Conditioning audience patronage using subject matters in Nollywood films: the example of 30 days in Atlanta
Films are subject-based and when producers set out to communicate their viewpoints, some do it flamboyantly while others take the subtle path. Unlike live theatre before it, the possibility of a virile spiral regarding the themes treated in movies can be as much repugnant as they can be fascinating. In this case, the audience are wont to receive without bias some nuances expressed in motion picture for several reasons. Notably, religious orientation, gender bias, cultural and racial views, intellectual and philosophical stand, genres as well as mode of reception condition the audience to relate with certain artworks. Without the audience, actors and show promoters would have birth a production meant only for the empty theatre. It is common knowledge that concerns with taste and culture, socio-economic and political considerations affect conception and execution of all audio-visual materials intended for audience consumption. Whether a producer knows it or not, his or her theatrical productions can meet stiff competition from other shows, meaning that the audience is a free for all market. 30 Days in Atlanta, with a favourable record of audience reception and patronage, stands tall as a reference point for manipulating social commentary in its contextual projection of notable issues. Adopting the historical-analytic review approach, the study evaluates the themes inherent in the film as a prerequisite for audience patronage.

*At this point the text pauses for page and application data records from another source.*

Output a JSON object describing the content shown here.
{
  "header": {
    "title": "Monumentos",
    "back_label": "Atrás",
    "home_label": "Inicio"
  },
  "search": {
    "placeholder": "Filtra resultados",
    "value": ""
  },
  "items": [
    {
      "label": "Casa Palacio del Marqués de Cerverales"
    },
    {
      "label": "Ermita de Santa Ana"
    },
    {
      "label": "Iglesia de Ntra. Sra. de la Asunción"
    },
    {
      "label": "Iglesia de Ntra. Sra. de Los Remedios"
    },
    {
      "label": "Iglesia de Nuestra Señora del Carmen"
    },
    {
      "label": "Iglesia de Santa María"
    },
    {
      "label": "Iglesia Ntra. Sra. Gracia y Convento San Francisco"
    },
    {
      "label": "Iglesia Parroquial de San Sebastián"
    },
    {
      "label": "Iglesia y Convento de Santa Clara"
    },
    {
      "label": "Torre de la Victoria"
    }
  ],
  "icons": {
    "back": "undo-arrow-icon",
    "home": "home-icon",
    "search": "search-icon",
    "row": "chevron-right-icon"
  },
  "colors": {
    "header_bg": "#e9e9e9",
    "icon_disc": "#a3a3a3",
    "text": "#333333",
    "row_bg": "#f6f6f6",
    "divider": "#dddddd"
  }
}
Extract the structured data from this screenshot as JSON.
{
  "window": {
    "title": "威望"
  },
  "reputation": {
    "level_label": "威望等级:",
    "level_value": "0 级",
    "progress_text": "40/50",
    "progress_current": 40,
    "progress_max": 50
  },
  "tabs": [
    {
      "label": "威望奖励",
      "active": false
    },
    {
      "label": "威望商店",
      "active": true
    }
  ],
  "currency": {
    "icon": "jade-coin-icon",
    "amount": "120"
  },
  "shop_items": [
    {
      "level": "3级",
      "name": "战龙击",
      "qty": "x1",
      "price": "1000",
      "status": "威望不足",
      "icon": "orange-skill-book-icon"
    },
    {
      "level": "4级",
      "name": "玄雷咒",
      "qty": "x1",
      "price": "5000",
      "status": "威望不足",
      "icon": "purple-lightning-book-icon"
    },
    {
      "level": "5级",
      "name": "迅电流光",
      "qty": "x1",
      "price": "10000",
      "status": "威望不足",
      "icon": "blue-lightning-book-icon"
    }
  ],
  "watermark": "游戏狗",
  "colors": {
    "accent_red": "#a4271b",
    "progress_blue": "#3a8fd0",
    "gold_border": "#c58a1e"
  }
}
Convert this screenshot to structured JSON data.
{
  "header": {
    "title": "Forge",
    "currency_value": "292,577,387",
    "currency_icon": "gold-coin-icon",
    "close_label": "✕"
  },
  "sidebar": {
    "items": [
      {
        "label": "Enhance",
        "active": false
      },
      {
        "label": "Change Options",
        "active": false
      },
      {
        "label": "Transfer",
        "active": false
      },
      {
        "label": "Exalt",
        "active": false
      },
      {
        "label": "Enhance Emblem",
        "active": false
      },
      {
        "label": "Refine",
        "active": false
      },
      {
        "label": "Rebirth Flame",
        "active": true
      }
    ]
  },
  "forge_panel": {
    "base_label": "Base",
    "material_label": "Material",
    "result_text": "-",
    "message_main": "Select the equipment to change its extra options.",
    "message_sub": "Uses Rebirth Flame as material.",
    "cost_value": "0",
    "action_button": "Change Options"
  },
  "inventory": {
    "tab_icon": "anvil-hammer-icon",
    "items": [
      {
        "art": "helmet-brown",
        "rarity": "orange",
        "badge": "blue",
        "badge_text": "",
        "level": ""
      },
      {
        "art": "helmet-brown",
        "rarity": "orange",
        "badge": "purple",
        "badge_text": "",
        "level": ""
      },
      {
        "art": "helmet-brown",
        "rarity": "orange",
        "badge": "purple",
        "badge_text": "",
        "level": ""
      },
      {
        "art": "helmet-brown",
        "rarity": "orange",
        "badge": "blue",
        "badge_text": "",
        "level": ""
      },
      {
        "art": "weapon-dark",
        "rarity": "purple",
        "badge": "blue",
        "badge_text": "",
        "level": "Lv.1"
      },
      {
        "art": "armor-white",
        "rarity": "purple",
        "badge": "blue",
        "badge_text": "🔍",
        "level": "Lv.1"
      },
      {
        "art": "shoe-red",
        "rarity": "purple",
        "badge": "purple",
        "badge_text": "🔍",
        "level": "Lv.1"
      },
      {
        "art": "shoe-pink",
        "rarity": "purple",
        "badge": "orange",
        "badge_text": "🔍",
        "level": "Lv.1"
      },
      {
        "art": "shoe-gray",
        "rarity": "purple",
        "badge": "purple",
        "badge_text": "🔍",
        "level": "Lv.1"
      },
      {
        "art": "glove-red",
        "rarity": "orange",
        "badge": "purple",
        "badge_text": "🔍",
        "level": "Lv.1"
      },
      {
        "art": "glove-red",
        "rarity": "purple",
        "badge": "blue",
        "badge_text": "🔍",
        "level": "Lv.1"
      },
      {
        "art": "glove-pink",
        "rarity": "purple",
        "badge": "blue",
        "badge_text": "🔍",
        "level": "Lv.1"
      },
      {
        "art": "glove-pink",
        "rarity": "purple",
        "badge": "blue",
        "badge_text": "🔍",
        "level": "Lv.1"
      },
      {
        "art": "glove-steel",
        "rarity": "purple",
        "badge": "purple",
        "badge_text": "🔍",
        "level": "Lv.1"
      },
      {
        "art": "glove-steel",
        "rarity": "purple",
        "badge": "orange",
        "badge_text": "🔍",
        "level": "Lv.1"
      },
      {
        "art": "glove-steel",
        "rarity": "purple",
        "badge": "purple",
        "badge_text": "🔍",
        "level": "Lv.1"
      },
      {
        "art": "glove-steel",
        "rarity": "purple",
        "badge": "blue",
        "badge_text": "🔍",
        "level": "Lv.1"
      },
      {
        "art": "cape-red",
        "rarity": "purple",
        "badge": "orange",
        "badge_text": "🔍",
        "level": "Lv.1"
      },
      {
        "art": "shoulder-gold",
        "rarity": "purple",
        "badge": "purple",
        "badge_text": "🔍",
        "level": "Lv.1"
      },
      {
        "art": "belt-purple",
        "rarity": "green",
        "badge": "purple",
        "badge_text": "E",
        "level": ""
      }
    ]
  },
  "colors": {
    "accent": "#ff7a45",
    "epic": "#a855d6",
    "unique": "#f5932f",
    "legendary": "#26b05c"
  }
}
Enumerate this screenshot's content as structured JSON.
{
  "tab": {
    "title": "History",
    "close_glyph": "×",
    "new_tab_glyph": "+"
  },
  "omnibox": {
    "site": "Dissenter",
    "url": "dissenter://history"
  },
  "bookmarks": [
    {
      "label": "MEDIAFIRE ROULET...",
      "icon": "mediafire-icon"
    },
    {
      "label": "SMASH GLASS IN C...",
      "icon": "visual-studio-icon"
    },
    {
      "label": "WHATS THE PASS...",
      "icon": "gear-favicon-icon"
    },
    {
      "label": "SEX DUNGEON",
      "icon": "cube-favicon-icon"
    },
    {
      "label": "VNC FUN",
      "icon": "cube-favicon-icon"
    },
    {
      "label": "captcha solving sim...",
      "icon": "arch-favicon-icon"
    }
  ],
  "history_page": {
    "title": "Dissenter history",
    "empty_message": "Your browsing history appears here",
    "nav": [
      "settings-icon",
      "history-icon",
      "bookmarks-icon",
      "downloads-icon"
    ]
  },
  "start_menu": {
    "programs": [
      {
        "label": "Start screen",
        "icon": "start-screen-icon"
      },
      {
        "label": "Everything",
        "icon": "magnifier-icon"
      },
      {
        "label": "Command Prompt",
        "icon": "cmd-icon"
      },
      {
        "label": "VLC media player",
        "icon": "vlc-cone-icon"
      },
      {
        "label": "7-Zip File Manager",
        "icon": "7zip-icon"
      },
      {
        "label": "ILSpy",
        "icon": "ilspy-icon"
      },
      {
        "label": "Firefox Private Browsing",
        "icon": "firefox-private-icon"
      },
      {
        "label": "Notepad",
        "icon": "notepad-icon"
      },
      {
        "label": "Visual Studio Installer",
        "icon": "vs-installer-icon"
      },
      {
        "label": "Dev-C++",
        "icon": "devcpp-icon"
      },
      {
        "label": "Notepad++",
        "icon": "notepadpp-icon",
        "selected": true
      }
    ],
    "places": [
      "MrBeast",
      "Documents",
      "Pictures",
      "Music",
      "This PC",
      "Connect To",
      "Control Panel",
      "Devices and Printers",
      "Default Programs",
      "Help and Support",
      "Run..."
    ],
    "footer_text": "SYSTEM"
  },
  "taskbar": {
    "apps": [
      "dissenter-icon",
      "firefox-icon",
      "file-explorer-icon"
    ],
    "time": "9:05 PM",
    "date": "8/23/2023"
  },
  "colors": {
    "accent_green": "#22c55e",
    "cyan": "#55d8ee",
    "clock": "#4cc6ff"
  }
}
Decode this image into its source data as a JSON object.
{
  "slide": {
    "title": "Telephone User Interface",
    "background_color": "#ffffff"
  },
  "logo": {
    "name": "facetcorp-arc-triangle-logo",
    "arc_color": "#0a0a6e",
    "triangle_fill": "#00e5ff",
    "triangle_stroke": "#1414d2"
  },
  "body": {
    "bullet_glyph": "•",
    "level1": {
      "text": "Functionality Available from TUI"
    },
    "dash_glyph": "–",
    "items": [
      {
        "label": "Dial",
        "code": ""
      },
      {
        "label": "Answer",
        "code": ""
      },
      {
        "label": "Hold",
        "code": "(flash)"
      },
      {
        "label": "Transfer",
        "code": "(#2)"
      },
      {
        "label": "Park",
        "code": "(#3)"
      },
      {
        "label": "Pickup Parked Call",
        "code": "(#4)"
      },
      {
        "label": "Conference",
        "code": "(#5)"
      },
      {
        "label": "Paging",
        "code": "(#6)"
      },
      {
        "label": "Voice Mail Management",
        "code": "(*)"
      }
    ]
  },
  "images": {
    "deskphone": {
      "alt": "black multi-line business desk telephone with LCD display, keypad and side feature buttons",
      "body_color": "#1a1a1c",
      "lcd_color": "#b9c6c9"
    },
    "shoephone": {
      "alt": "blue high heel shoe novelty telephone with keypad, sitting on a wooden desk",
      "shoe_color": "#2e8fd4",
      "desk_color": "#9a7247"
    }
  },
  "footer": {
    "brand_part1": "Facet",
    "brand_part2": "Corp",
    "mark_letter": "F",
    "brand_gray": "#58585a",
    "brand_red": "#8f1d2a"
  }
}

Keywords: Themes, Nollywood, 30 Days in Atlanta, Audience patronage, Funding